The information provided here is not a replacement for a doctor. You shouldn't use it for the purpose of self-diagnosing or self-medicating but rather so you can have a more informed discussion with a professional TCM practitioner.
Zeng Ye Tang is a 3-ingredient Chinese Medicine formula with Ningpo Figwort Roots (Xuan Shen) as a principal ingredient.
Invented in 1798 AD, it belongs to the category of formulas that enrich Yin and moisten Dryness. Its main actions are: 1) nourishes Yin and Essence and 2) lubricates Dryness.
In Chinese Medicine health conditions are thought to arise due to "disharmonies" in the body as a system. These disharmonies are called "patterns" and the very purpose of herbal formulas is to fight them in order to restore the body's harmony.
In this case Zeng Ye Tang is used by TCM practitioners to fight patterns like Body Fluids Deficiency or Dryness in Large Intestine. From a Western Medicine standpoint, such patterns can give rise to a range of conditions such as constipation, irritable bowel syndrome or hemorrhoids for instance.
On this page, after a detailed description of each of the three ingredients in Zeng Ye Tang, we review the patterns and conditions that Zeng Ye Tang helps treat.
Xuan Shen is a king ingredient in Zeng Ye Tang. Like the name indicates, it means it has more power than other ingredients in the formula.
Part used: Dried rhizome
Category: Herbs that cool the Blood
In general Xuan Shen's main actions are as follows: "Expels true or Internal Heat and cools the Blood. Tonifies the Yin. Reduces inflammations and drains Fire toxicity. Reduces hard nodules, especially associated with the lymph."
Di Huang is a deputy ingredient in Zeng Ye Tang. This means it helps the king ingredient(s) treat the main pattern or it serves to treat a coexisting pattern.
Part used: Prepared dried root tuber
Category: Herbs that cool the Blood
In general Di Huang's main actions are as follows: "Expels Heat by Cooling Blood. Tonifies Yin by promoting Fluid production. Soothes the Heart by calming Blazing Fire. Cools and nourishes."
Mai Dong is a deputy ingredient in Zeng Ye Tang. This means it helps the king ingredient(s) treat the main pattern or it serves to treat a coexisting pattern.
Part used: Dried root tuber
Category: Tonic herbs for Yin Deficiency
In general Mai Dong's main actions are as follows: "Replenishes Yin Essence and promotes secretions. Lubricates and nourishes the Stomach. Soothes the Lung. Nourishes the Heart."

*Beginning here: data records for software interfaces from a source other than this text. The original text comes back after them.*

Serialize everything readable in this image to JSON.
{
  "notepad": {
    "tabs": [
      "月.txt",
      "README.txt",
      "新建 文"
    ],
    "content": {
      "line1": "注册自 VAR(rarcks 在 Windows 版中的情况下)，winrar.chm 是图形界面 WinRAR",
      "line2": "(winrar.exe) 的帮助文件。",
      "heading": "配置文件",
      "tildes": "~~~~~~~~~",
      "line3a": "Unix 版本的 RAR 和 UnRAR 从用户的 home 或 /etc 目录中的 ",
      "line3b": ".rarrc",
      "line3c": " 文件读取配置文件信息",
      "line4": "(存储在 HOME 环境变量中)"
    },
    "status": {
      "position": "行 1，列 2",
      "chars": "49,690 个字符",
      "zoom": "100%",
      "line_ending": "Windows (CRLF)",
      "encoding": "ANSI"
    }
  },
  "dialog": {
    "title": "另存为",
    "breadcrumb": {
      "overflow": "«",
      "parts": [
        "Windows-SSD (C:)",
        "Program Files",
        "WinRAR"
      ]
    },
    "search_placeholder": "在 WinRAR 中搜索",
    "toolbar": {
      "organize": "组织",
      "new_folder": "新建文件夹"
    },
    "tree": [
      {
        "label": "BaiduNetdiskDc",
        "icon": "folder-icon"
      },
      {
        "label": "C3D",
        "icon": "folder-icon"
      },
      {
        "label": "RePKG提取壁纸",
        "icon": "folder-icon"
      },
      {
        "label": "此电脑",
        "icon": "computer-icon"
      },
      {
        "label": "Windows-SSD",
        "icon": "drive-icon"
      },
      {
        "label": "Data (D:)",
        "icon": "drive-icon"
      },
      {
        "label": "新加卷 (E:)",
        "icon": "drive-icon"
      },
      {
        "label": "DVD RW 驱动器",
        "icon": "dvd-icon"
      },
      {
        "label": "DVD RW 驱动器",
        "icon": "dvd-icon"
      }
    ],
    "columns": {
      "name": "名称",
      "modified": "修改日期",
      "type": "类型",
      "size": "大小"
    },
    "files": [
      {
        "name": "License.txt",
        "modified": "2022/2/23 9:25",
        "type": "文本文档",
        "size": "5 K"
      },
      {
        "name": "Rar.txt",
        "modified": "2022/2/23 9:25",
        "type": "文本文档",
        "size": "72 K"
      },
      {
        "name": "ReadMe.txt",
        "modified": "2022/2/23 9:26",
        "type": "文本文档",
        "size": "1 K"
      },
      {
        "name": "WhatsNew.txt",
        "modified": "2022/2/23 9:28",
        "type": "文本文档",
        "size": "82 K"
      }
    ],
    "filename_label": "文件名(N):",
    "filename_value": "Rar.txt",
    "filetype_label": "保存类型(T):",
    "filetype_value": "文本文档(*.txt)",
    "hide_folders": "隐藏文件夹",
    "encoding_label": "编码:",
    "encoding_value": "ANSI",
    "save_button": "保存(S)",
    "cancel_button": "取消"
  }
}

It's important to remember that herbal formulas are meant to treat patterns, not "diseases" as understood in Western Medicine. According to Chinese Medicine patterns, which are disruptions to the body as a system, are the underlying root cause for diseases and conditions.
As such Zeng Ye Tang is used by TCM practitioners to treat two different patterns which we describe below.
But before we delve into these patterns here is an overview of the Western conditions they're commonly associated with:
Again it wouldn't be correct to say "Zeng Ye Tang treats constipation" for instance. Rather, Zeng Ye Tang is used to treat patterns that are sometimes the root cause behind constipation.
Now let's look at the two patterns commonly treated with Zeng Ye Tang.
Body Fluids (Jin Ye) is one of Chinese Medicine's vital subtances. Learn more about Body Fluids in Chinese Medicine
Pulse type(s): Choppy (Se), Fine (Xi)
Tongue shape: Cracked
Zeng Ye Tang is sometimes prescribed by TCM practitioners to treat Body Fluids Deficiency. This pattern leads to symptoms such as dry tongue, dry skin, dry nose and dry cough. Patients with Body Fluids Deficiency typically exhibit choppy (Se) or fine (Xi) pulses.
Body Fluids are all the fluids in the body, except from Blood. This means that their Deficiency will inevitable result in various symptoms of Dryness. Typical symptoms include dry skin, dry mouth, dry nose, dry cough, dry lips and dry tongue.
The Large Intestine is a so-called "Fu" Organ. Learn more about the Large Intestine in Chinese Medicine
Pulse type(s): Fine (Xi)
Tongue color: Pale, Red
Zeng Ye Tang is sometimes prescribed by TCM practitioners to treat Dryness in Large Intestine. This pattern leads to symptoms such as constipation, thirst, dry stools and dry mouth. Patients with Dryness in Large Intestine typically exhibit fine (Xi) pulses as well as a pale, red tongue.